"Oh my god, he's bleeding," the woman shouts, pulling away from him but holding up his injured hand, waving it around. A photo flash. Tom lets himself get dragged around like a rag doll, he doesn't even realize what's happening until it's happening. Is he bleeding? No. He was just inside. He was screaming into his hands. He was screaming into a towel, soaking up his blood. When did this happen? "Oh my god, my baby, what did you do to yourself? He needs his mother! He needs his mother!" She's announcing it, not talking to him. He feels it all, everything. All he wants is to go to sleep.

The woman's hand around his wrist is strangling him, he can't breathe under her touch, she might as well be crushing his throat. When he opens his mouth for a second he thinks he's going to scream but all he says is, "I had a mother. Her name was Eleanor Richards. I don't know who the fuck you are." He wishes he would have screamed instead.


Slam the door. Lock it. Throw your body against it for good measure, even though you've never been able to keep out anybody who really wanted in. Cover your left eye with your hand, like you think you can stop the pressure there from exploding outward. Like you think you have a touch that heals. Like you think you deserve that. You're gasping and every exhale sounds like a scream. You are screaming, harmonizing with distant sirens. It's an emergency. Get into the house.

Fling yourself forward. Past the foyer, past the living room, past your mother's ghost. All you want is to go to sleep. You would do anything just to be able to sleep. So prove it to yourself.

Start in the kitchen, then work your way upwards. Open every drawer, every cabinet. When a first look shows you nothing, pull things out. Don't care about the mess you make. You said you'd do anything. So do anything.Hope that the kitchen, the first floor bathroom, the guest room, turn something up. You're just looking for an aspirin -- this must be true, because you can hardly keep your balance. Your left eye has gone blind. Your jaw is completely numb. No wonder you can't see the ibuprofen on the counter. You can't see anything.

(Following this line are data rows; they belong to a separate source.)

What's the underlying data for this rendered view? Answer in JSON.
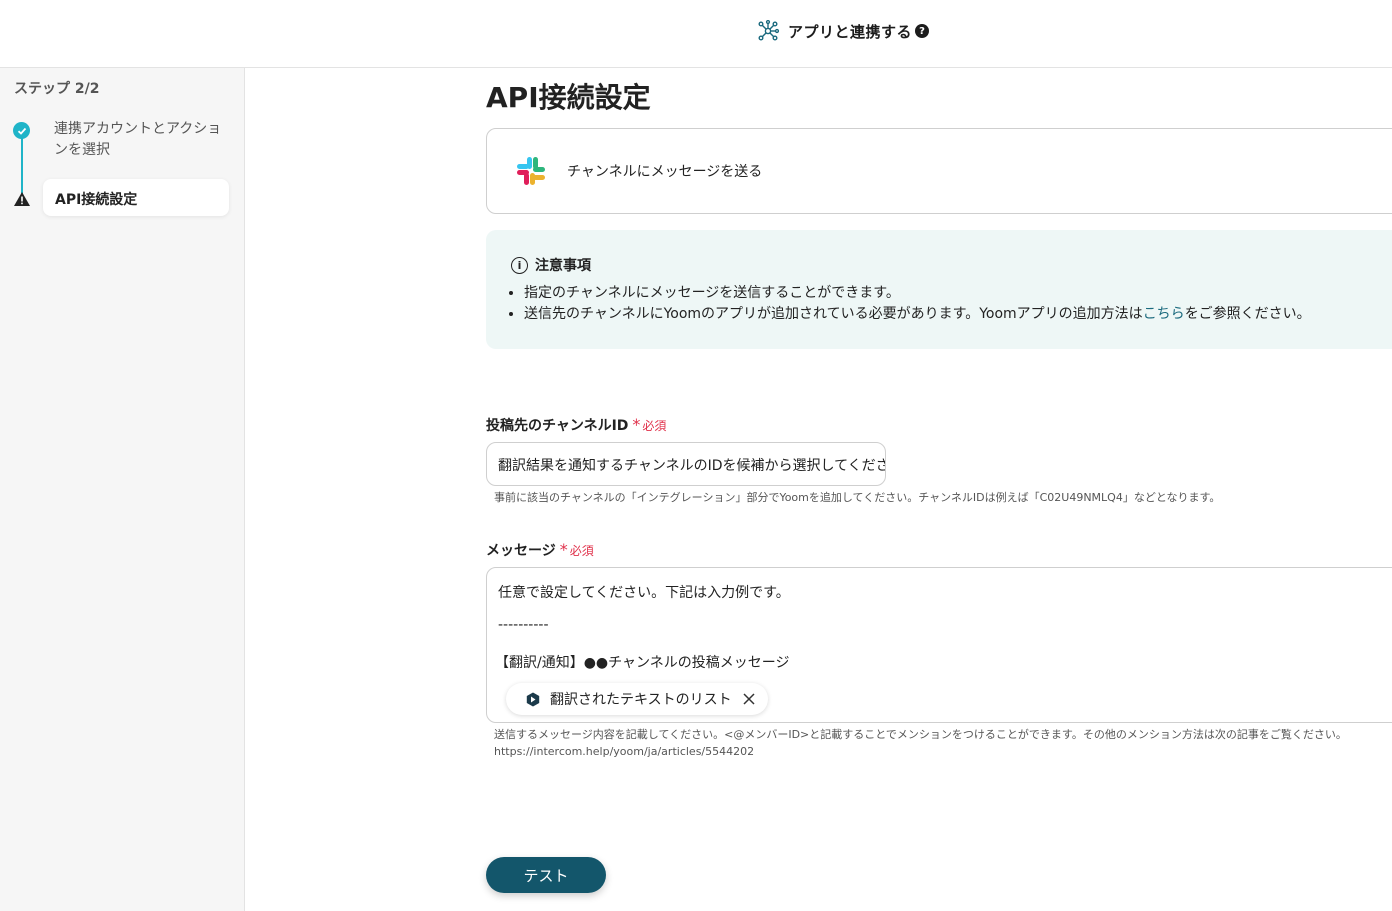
{
  "header": {
    "title": "アプリと連携する",
    "help_icon": "question-circle-icon",
    "help_glyph": "?"
  },
  "sidebar": {
    "step_count": "ステップ 2/2",
    "steps": [
      {
        "label": "連携アカウントとアクションを選択",
        "status": "completed"
      },
      {
        "label": "API接続設定",
        "status": "current-warning"
      }
    ]
  },
  "main": {
    "title": "API接続設定",
    "action": {
      "app_icon": "slack-icon",
      "label": "チャンネルにメッセージを送る"
    },
    "notice": {
      "title": "注意事項",
      "items": [
        "指定のチャンネルにメッセージを送信することができます。",
        "送信先のチャンネルにYoomのアプリが追加されている必要があります。Yoomアプリの追加方法は"
      ],
      "link_text": "こちら",
      "item2_suffix": "をご参照ください。"
    },
    "channel_field": {
      "label": "投稿先のチャンネルID",
      "required": "必須",
      "value": "翻訳結果を通知するチャンネルのIDを候補から選択してください",
      "hint": "事前に該当のチャンネルの「インテグレーション」部分でYoomを追加してください。チャンネルIDは例えば「C02U49NMLQ4」などとなります。"
    },
    "message_field": {
      "label": "メッセージ",
      "required": "必須",
      "lines": [
        "任意で設定してください。下記は入力例です。",
        "----------",
        "【翻訳/通知】●●チャンネルの投稿メッセージ"
      ],
      "chip_label": "翻訳されたテキストのリスト",
      "hint_line1": "送信するメッセージ内容を記載してください。<@メンバーID>と記載することでメンションをつけることができます。その他のメンション方法は次の記事をご覧ください。",
      "hint_line2": "https://intercom.help/yoom/ja/articles/5544202"
    },
    "test_button": "テスト"
  },
  "colors": {
    "accent": "#1fb4c8",
    "primary_button": "#13566b",
    "required": "#e0314b",
    "notice_bg": "#eef7f6",
    "link": "#1b6a7e"
  }
}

Let the search become increasingly desperate. Try your bedroom, the first time you've entered. It's a mausoleum, but not in memorial to you. It's been completely papered over -- a photo flash, and suddenly you're back in that haunted motel room -- no. You're here, in your childhood bedroom, searching beneath the mattress, in the closet, in every old hiding place but William's gaze is omnipresent and if there had been anything you left behind it's all gone now.

It's an emergency. You can feel everything. It all begins and ends with fear. You can't hear yourself scream anymore, all you can hear are sirens. It is an emergency, Thompson. Tommy, baby. Behind every blink of your eyelids is Ana, is Eleanor, both of them wide eyed in terror, looking at you to save them. Footsteps cracking over ancient floorboards -- are you sure you're alone?

There's only one place left to check. It's almost not worth it for the fear you have, but the sirens are somehow getting louder still. Clap your hands over your ears. Like you think that matters. Ana, Eleanor, watching you. Are you sure you're alone? It's an emergency, Tom, Tommy, baby, delerious, wild-eyed.

You can't see a thing on your way there. Lock the door behind you. Check the drawers, check the medicine cabinet, check below the sink. Nothing. Nothing. Nothing. Footsteps, camera flashes, every time the wood panels bang open. William is laughing at you. No. William is saying nothing. William is not answering the phone.

Look yourself in the mirror. You can see half of your face, an addict's face. The rest is that bright white light taking over your vision. You know what it is. You remember now. It's the moon. So close you could reach out and take it. So try.